Scientists

Scientific staff

Rainer Krause

Prof. Dr. phil., Clinical and Social Psychological Principles of Psychoanalysis – retired

1. What is the focus of your research and teaching?
Pathology, emotion and motivation, social psychology. The research still has to be defined. This has been emotion research to date, and especially unconscious exchange processes in dyads of mentally ill people with healthy people, the search for the material basis of transfer and counter-transfer processes, as well as the compulsion to repeat.

2. What is the content you convey in your module?
An introduction to the descriptive ICD 10 and DSM IV classification systems as well as presentations of the psychotherapy guidelines. Efforts to reappraise areas worth criticising by means of the DSM V. The interplay between heritage and surroundings using two disorder conditions which we examined, stuttering and schizophrenia. Epidemology: The Mannheim Cohort Study from1987 compared to current studies. The comparison of traumatic disorders and those with an unconscious conflict and the migratory movement between both of them. Unspecific symptoms of an unconscious conflict - actual neuroses or neurasthenia. Core conflicts and structural levels and their developmental psychology derivation. Attachment models and psychic disorders.
Emotion: The building up of the emotion system as a modular organisation. Expression, physiology, voluntary motor function, interoception, protocognitive framework, languages of emotion. The primary emotions and their ontogenetic and phylogenetic derivation.
The individual emotions: Pleasure, interest, curiosity, angst, grief, anger, disgust and revulsion. Their meaning and function for object relationships and as leading emotions for certain disorders and fields of conflict. The structural emotions of shame, guilt and pride and their emergence and meaning for the human psyche.
Memory: Memory and learning models. Trauma memory and how content becomes "unconscious". Encoding and decoding processes. Forms and principles of changes in reality.

3. What can students learn from you personally?
I have established and led university outpatient services since 1973, and I have seen, got to know and diagnosed a very large number of people, and often treated them as well. Sometimes for years. To some extent I have been able to link this experience to my research projects, with the result that I have been able to acquire a certain knowledge about people with such disorder conditions. The core of this kind of knowledge is however characterised by the fact that under no circumstances should we ever act as though we have understood the people because of this, and that there could not be completely new developments which take our understanding a step further to new forms of cognition. I'm also happy to give this kind of knowledge and my attitude here to the generations to come.

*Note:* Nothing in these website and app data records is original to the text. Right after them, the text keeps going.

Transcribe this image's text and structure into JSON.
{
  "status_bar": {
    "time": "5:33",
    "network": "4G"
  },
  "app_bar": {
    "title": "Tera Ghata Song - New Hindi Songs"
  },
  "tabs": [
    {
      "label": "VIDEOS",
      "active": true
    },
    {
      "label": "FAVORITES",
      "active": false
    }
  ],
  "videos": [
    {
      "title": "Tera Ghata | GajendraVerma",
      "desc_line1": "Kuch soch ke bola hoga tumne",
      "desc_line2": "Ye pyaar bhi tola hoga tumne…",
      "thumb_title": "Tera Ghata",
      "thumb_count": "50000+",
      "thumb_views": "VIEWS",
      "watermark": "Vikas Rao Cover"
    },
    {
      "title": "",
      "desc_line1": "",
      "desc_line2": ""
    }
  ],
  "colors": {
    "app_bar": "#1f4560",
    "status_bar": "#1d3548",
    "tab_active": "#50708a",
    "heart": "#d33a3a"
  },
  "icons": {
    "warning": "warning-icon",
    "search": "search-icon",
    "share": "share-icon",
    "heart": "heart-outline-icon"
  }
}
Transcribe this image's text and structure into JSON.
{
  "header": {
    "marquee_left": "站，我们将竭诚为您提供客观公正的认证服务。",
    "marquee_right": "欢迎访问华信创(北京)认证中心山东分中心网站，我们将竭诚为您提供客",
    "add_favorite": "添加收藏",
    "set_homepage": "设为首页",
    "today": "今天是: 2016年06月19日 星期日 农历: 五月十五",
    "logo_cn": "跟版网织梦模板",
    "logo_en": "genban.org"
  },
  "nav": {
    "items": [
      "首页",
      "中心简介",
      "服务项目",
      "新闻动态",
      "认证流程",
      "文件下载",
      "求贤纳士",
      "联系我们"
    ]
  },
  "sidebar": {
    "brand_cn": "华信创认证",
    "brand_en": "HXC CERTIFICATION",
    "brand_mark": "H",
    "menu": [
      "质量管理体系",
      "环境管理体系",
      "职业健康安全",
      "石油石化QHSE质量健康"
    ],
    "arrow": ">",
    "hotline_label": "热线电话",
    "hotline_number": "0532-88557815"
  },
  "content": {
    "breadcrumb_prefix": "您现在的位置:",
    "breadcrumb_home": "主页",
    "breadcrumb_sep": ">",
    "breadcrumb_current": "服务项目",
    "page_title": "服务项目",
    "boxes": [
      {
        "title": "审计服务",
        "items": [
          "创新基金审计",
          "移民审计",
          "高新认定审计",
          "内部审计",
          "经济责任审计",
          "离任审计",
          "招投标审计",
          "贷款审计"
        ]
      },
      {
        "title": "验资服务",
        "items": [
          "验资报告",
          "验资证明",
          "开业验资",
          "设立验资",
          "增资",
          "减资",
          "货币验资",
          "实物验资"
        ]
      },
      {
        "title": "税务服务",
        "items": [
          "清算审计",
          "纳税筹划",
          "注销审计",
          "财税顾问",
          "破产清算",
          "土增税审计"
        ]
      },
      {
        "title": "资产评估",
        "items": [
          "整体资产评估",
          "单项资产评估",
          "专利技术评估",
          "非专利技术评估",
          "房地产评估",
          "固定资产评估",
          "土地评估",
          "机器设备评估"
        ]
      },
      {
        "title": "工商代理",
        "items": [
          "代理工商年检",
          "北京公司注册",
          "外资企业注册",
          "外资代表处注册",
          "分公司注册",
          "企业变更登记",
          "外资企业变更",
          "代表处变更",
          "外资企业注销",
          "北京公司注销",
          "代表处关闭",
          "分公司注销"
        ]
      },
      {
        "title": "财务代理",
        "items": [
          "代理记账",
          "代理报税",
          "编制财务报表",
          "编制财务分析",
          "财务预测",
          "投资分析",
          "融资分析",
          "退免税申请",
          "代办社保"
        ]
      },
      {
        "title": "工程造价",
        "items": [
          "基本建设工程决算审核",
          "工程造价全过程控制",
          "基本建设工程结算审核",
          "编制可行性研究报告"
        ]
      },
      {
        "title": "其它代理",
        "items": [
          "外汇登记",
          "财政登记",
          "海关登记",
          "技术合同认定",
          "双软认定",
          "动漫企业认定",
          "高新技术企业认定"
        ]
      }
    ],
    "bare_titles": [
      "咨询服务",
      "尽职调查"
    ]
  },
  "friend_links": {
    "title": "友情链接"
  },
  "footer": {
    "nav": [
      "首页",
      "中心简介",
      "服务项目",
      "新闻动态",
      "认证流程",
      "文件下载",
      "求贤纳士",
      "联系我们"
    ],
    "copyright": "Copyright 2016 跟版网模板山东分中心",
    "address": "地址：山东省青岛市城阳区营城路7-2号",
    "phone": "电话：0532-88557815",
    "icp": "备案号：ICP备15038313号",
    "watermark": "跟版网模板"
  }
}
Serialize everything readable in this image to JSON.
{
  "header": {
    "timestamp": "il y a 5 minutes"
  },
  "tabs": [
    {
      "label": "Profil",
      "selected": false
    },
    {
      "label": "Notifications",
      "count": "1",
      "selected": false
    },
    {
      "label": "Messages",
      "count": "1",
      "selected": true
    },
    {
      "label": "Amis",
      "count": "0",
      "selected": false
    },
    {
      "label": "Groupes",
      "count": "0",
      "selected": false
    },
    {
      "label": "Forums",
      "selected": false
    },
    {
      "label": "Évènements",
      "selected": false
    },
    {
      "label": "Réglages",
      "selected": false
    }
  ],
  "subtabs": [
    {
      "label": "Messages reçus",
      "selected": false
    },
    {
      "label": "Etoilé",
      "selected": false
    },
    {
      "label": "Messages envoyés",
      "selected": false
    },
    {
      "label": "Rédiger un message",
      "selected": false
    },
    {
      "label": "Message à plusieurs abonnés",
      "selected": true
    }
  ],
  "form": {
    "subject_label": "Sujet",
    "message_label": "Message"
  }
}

4. What is it about psychoanalysis and psychology that excites you?
I'm not really excited at all by psychoanalysis. I've become quite dismayed at the confusion of definitions and methods and the ease with which any author can develop new concepts and models. And this is especially because I regard both treatment and indeed the core theoretical areas to be irreplaceable. This was the reason for my efforts to reflect the situation of the clinician in the complexity of the research work as far as it was do-able. Thus I come from the methodogical side in the tradition of an inductive researcher. And I've never really been interested in hypothesis-tested designs. And I'm also not really the right person for it.

5. Have you got a motto on life or a favourite saying?
I don't think in terms of mottos, but I often notice that verses from poems and fairytales come into my head. Here are a few of them:

"The morning is my joy, I climb the mountain in the hour of silence, up to the vast expanse, and greet you Germany from the bottom of my heart." (Eichendorff)
"Come away with us said the donkey to the dog, you'll always find something better than death." (The Bremen Town Musicians)

"The night stepped calmly onto land, leaning dreamily on the mountains." (This was how my mother imagined and wished death to be. Let's hope it was like that.)

All of these particles open our heart, and without this openness that embraces the fundamental pleasure in things, the solidary struggle against traumatisation and the acceptance of the farewell, I wouldn't dare to get so intensively involved with other people, whether they happen to be momentarily mentally ill or not. Without this internal debate with myself during analysis, I don't believe I would have acquired this ability. To that extent I really am excited by analysis, and especially by my analysts.

Foto Rainer Krause